Chapter 18: Scientific Visualization

18.2 Visualization Systems

Special Issue on Visualization in Scientific Computing, Computer Graphics, Publication of ACM/SIGGRAPH, Vol 21, No. 6, November 1987.Bruce McCormick, Maxine Brown, and Tom DeFanti

In 1987 an ACM-SIGGRAPH panel released a report done for the National Science Foundation, Visualization in Scientific Computing, that was a milestone in the development of the emerging field of Scientific Visualization. As a result, the field was now on the radar screen of funding agencies, and conferences, workshops and publication vehicles soon followed.

Publication of this NSF report prompted researchers to investigate new approaches to the visualization process and also spawned the development of integrated software environments for visualization. Besides several systems that only addressed specific application needs, such as computational fluid dynamics or chemical engineering, a few more general systems evolved. Among these were IBM’s Data Explorer, Ohio State University’s apE, Wavefront’s Advanced Visualizer, SGI’s IRIS Explorer, Stardent’s AVS and Wavefront’s Data Visualizer.Two lesser known but important systems were Khoros (from the University of New Mexico) and PV-WAVE (Precision Visuals’ Workstation Analysis and Visualization Environment), originally from Precision Visuals, Inc., but later owned by Visual Numerics, Inc. (VNI).

Dataflow diagram

These visualization systems were designed to take the burden of making the visualization image off of the shoulders of the scientist, who often didn’t know anything of the graphics process. The most usable systems therefore utilized a visual programming style interface, and were built on the dataflow paradigm: software modules were developed independently, with standardized inputs and outputs, and were visually linked together in a pipeline. They were sometimes referred to as modular visualization environments (MVEs). MVEs allowed the user to create visualizations by selecting program modules from a library and specifying the flow of data between modules using an interactive graphical networking or mapping environment. In a MVE dataflow diagram, the boxes represent process modules, which are linked by lines representing the flow of data between the modules. Maps or networks could be saved for later recall.

General classes of modules included:

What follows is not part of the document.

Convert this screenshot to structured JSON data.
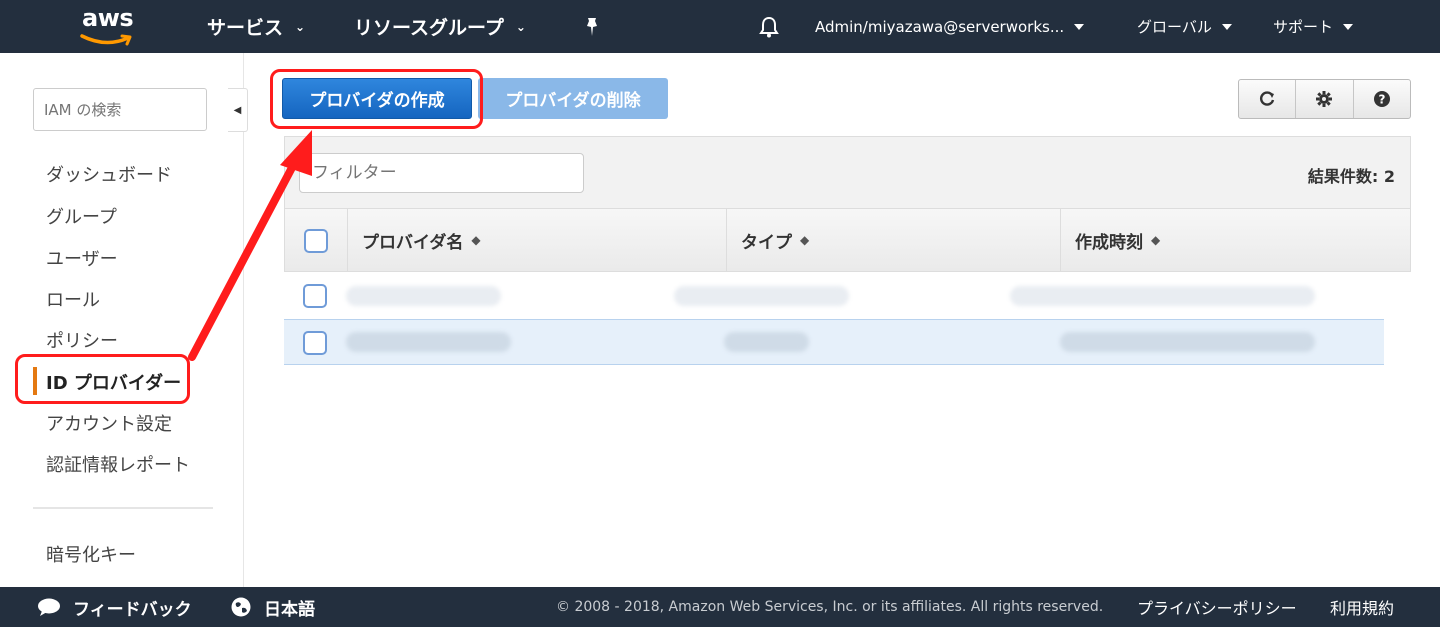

  • data readers – input the data from the data source
  • data filters – convert the data from a simulation or other source into another form which is more informative or less voluminous.
  • data mappers – convert it into another completely different domain, such as 2D or 3D geometry or sound.
  • viewers or renderers- rendering the 2D and 3D data as images.
  • control structures – examples include initialization of the display device, control of recording devices, open graphics windows, etc.
  • data writers – output the original or filtered data

Advantages of MVEs included:

  • Required no graphics expertise
  • Allowed for rapid prototyping and interactive modifications
  • Promoted code reuse
  • Extensible- allowed new modules to be created
  • Reasonably powerful and complete for a broad range of problems
  • Often allowed computations to be distributed across machines, networks and platforms

The problem with such packages included poor performance on large data sets, they were more restrictive than general programming environments, they were often not built on accepted graphics standards, and their ease of use sometimes promoted poor visualizations (this often involved a “high glitz factor”).

Wayne Lytle, who worked with the Cornell Theory Center, produced this parody of scientific visualizations for SIGGRAPH 93, called The Dangers of Glitziness and Other Visualization Faux Pas, using fictitious software named  “Viz-o-Matic.” The video documents the enhancement and subsequent “glitz buffer overload of a sparsely data-driven visualization trying to masquerade as a data-driven, thoughtfully rendered presentation,” according to Lytle.

Movie 18.1 Viz-O-Matic
Viz-o-Matic – The Dangers of Glitziness and Other Visualization Faux Pas, or What’s Wrong With This Visualization?
by Wayne Lytle – Cornell University Theory Center, 1993.